# Information
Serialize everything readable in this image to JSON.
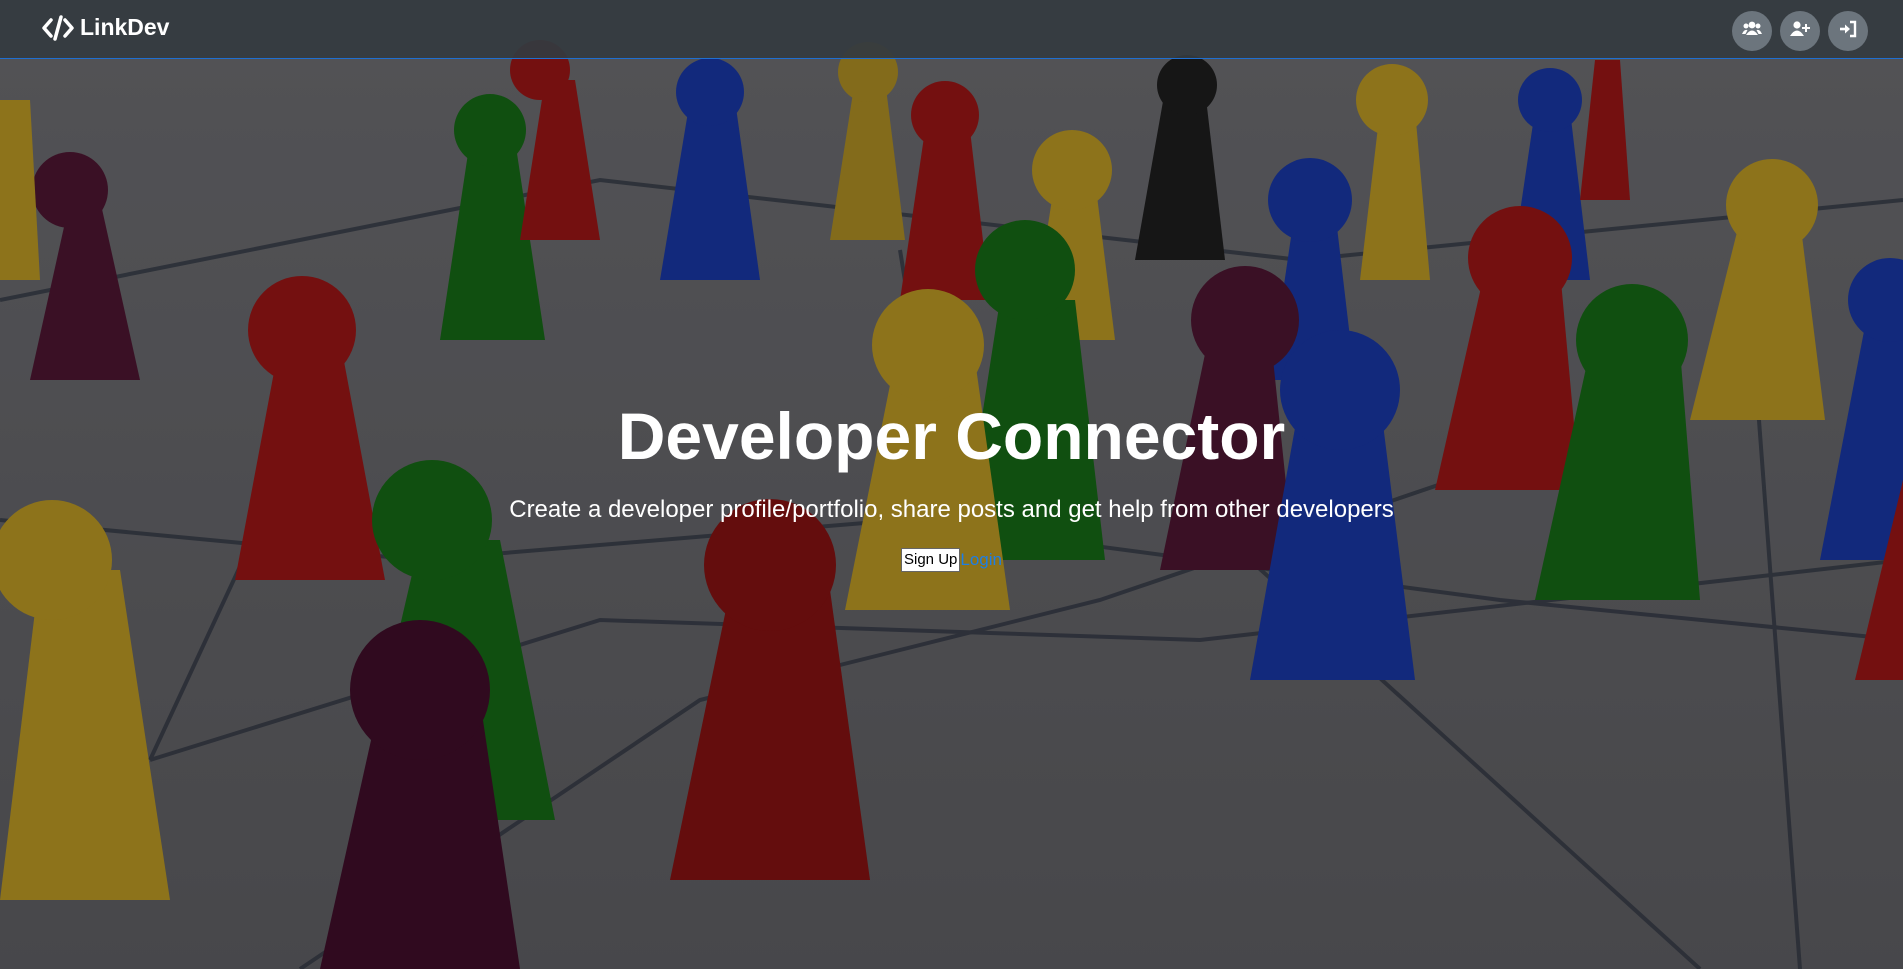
{
  "navbar": {
    "brand_label": "LinkDev",
    "icons": [
      "users-icon",
      "user-plus-icon",
      "sign-in-icon"
    ]
  },
  "hero": {
    "title": "Developer Connector",
    "subtitle": "Create a developer profile/portfolio, share posts and get help from other developers",
    "signup_label": "Sign Up",
    "login_label": "Login"
  },
  "colors": {
    "navbar_bg": "#343a40",
    "navbar_border": "#1f6fd1",
    "link": "#1c7ee6",
    "icon_button": "#6c757d"
  }
}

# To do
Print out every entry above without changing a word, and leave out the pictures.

# Exercise answer
Serialize everything readable in this image to JSON.
{
  "navbar": {
    "brand_label": "LinkDev",
    "icons": [
      "users-icon",
      "user-plus-icon",
      "sign-in-icon"
    ]
  },
  "hero": {
    "title": "Developer Connector",
    "subtitle": "Create a developer profile/portfolio, share posts and get help from other developers",
    "signup_label": "Sign Up",
    "login_label": "Login"
  },
  "colors": {
    "navbar_bg": "#343a40",
    "navbar_border": "#1f6fd1",
    "link": "#1c7ee6",
    "icon_button": "#6c757d"
  }
}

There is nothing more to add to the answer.